Element data from apps and pages

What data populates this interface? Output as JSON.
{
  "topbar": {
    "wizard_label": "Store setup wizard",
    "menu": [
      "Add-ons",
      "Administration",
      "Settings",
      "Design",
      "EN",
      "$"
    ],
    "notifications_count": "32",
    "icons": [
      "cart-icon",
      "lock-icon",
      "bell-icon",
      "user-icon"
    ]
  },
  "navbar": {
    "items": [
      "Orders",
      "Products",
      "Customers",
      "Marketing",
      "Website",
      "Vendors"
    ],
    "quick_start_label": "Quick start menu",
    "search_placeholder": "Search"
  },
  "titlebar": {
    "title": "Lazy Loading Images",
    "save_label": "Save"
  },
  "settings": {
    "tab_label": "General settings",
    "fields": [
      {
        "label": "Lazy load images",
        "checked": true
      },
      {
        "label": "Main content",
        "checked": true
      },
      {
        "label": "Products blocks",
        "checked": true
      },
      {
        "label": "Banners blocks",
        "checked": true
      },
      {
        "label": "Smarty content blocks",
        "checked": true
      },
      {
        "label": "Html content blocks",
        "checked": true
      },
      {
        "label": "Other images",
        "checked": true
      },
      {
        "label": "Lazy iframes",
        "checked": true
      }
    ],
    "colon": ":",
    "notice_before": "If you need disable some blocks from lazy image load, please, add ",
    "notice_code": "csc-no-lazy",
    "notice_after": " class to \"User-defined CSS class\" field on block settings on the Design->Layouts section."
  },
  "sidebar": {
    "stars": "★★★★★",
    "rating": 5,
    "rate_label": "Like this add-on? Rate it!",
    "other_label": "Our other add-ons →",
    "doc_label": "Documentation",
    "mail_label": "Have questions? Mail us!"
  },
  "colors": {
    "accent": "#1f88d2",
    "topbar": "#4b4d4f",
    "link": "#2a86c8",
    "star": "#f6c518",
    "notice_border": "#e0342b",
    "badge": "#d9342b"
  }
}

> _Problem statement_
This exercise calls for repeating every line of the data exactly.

> _Solution to this problem_
What data populates this interface? Output as JSON.
{
  "topbar": {
    "wizard_label": "Store setup wizard",
    "menu": [
      "Add-ons",
      "Administration",
      "Settings",
      "Design",
      "EN",
      "$"
    ],
    "notifications_count": "32",
    "icons": [
      "cart-icon",
      "lock-icon",
      "bell-icon",
      "user-icon"
    ]
  },
  "navbar": {
    "items": [
      "Orders",
      "Products",
      "Customers",
      "Marketing",
      "Website",
      "Vendors"
    ],
    "quick_start_label": "Quick start menu",
    "search_placeholder": "Search"
  },
  "titlebar": {
    "title": "Lazy Loading Images",
    "save_label": "Save"
  },
  "settings": {
    "tab_label": "General settings",
    "fields": [
      {
        "label": "Lazy load images",
        "checked": true
      },
      {
        "label": "Main content",
        "checked": true
      },
      {
        "label": "Products blocks",
        "checked": true
      },
      {
        "label": "Banners blocks",
        "checked": true
      },
      {
        "label": "Smarty content blocks",
        "checked": true
      },
      {
        "label": "Html content blocks",
        "checked": true
      },
      {
        "label": "Other images",
        "checked": true
      },
      {
        "label": "Lazy iframes",
        "checked": true
      }
    ],
    "colon": ":",
    "notice_before": "If you need disable some blocks from lazy image load, please, add ",
    "notice_code": "csc-no-lazy",
    "notice_after": " class to \"User-defined CSS class\" field on block settings on the Design->Layouts section."
  },
  "sidebar": {
    "stars": "★★★★★",
    "rating": 5,
    "rate_label": "Like this add-on? Rate it!",
    "other_label": "Our other add-ons →",
    "doc_label": "Documentation",
    "mail_label": "Have questions? Mail us!"
  },
  "colors": {
    "accent": "#1f88d2",
    "topbar": "#4b4d4f",
    "link": "#2a86c8",
    "star": "#f6c518",
    "notice_border": "#e0342b",
    "badge": "#d9342b"
  }
}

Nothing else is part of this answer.